Look through the records below and state how many lines carry the string "timestamp", adding nothing.

* **Supplied material**:
BEGIN

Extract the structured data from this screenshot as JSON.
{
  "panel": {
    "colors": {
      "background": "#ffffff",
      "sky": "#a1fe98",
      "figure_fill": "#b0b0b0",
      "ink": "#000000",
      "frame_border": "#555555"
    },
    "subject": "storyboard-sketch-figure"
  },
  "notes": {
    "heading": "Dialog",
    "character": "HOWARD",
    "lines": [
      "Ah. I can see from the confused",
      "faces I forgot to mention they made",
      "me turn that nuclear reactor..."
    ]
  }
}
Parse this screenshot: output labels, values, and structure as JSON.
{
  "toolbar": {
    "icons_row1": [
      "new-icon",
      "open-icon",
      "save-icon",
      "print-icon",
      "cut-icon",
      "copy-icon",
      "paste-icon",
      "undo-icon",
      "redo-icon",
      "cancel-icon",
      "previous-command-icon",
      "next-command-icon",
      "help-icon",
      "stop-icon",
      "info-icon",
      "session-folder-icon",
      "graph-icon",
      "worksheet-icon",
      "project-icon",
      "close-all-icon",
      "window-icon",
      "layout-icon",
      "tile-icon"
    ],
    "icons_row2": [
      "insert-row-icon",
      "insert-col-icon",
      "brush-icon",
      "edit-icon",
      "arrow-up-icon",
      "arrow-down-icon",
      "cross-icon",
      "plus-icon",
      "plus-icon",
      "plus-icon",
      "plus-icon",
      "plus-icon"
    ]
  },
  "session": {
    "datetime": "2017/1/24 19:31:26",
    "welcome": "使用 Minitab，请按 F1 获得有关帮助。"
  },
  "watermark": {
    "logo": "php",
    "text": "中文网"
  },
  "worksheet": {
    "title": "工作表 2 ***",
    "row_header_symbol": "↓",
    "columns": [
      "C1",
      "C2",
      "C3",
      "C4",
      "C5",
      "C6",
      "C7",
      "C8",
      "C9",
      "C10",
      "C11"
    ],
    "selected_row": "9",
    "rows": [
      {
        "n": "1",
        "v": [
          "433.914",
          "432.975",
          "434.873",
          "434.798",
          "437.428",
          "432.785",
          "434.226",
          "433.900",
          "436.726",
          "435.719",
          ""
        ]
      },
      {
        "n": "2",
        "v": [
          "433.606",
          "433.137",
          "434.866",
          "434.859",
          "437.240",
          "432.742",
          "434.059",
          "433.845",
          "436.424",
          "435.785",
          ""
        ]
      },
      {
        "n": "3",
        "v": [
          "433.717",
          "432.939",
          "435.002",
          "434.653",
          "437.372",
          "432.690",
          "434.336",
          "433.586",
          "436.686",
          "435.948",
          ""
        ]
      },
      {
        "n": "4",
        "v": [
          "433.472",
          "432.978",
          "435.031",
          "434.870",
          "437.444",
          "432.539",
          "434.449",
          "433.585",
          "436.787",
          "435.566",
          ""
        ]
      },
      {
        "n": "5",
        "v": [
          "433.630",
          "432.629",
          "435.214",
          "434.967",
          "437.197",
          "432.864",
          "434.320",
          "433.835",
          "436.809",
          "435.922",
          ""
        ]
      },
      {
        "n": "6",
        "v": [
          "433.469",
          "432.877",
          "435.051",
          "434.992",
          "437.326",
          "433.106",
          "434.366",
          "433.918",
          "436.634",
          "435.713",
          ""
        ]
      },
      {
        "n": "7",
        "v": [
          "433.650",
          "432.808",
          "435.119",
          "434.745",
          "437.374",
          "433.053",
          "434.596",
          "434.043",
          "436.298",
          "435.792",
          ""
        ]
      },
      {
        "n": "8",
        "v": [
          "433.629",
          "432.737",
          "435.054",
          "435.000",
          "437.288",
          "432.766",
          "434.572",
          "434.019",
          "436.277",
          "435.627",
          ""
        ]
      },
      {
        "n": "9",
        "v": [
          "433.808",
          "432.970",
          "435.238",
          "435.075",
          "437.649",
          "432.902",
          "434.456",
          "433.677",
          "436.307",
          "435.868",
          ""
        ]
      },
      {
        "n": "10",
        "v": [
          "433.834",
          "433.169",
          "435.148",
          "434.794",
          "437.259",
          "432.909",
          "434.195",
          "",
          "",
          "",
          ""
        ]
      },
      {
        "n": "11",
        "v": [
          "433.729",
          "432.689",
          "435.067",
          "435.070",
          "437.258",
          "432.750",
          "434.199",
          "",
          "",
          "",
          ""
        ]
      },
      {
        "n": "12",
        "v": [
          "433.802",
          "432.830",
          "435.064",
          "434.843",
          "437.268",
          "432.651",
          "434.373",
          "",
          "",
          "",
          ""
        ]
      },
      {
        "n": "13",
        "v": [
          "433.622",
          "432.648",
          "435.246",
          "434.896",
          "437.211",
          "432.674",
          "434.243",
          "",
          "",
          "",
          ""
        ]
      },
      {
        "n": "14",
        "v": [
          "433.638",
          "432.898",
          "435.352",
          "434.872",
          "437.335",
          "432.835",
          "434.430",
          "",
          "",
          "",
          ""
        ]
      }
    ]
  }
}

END
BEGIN

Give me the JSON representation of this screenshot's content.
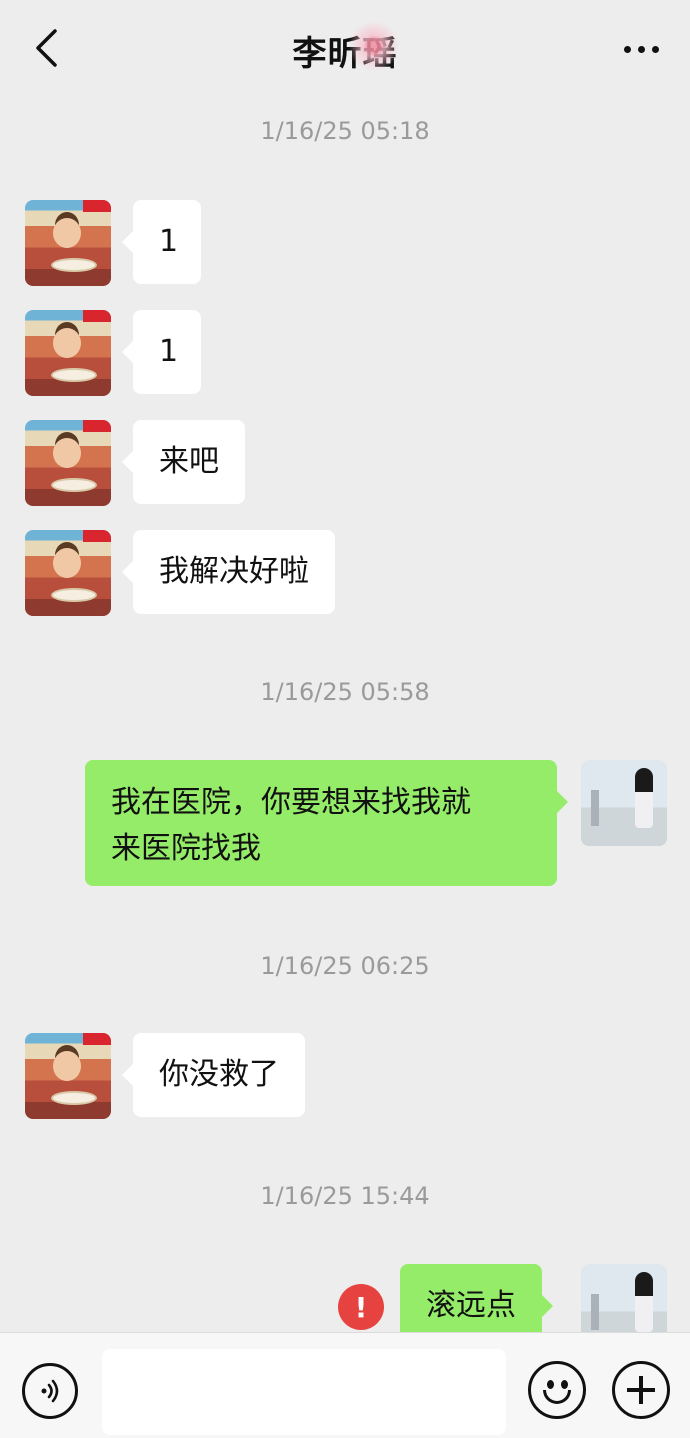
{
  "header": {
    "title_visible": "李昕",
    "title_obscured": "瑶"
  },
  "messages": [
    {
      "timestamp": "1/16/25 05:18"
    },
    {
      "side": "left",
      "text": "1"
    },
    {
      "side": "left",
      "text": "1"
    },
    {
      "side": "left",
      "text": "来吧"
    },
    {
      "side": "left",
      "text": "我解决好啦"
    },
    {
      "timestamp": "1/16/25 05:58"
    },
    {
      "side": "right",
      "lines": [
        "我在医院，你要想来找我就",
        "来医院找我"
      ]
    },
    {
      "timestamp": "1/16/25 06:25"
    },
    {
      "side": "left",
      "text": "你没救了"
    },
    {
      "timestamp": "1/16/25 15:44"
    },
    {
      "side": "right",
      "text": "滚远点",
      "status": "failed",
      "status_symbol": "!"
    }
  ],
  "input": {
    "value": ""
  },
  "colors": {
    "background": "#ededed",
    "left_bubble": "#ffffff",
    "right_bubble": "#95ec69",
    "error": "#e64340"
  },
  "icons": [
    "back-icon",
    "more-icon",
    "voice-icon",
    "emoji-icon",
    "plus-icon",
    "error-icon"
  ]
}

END
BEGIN

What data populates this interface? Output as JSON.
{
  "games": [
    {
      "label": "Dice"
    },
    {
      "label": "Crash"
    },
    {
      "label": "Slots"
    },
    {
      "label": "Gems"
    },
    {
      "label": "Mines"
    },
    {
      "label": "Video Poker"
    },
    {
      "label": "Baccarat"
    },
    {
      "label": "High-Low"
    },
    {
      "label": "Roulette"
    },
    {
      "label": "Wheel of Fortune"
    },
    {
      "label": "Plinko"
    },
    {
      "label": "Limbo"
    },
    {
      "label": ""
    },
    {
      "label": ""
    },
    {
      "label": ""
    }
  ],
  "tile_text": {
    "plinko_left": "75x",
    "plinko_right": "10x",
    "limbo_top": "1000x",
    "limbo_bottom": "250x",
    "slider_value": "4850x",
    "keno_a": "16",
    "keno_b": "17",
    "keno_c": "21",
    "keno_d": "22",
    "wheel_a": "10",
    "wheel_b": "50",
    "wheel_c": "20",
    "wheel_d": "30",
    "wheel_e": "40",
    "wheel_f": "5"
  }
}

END

* **Output for this task**: 4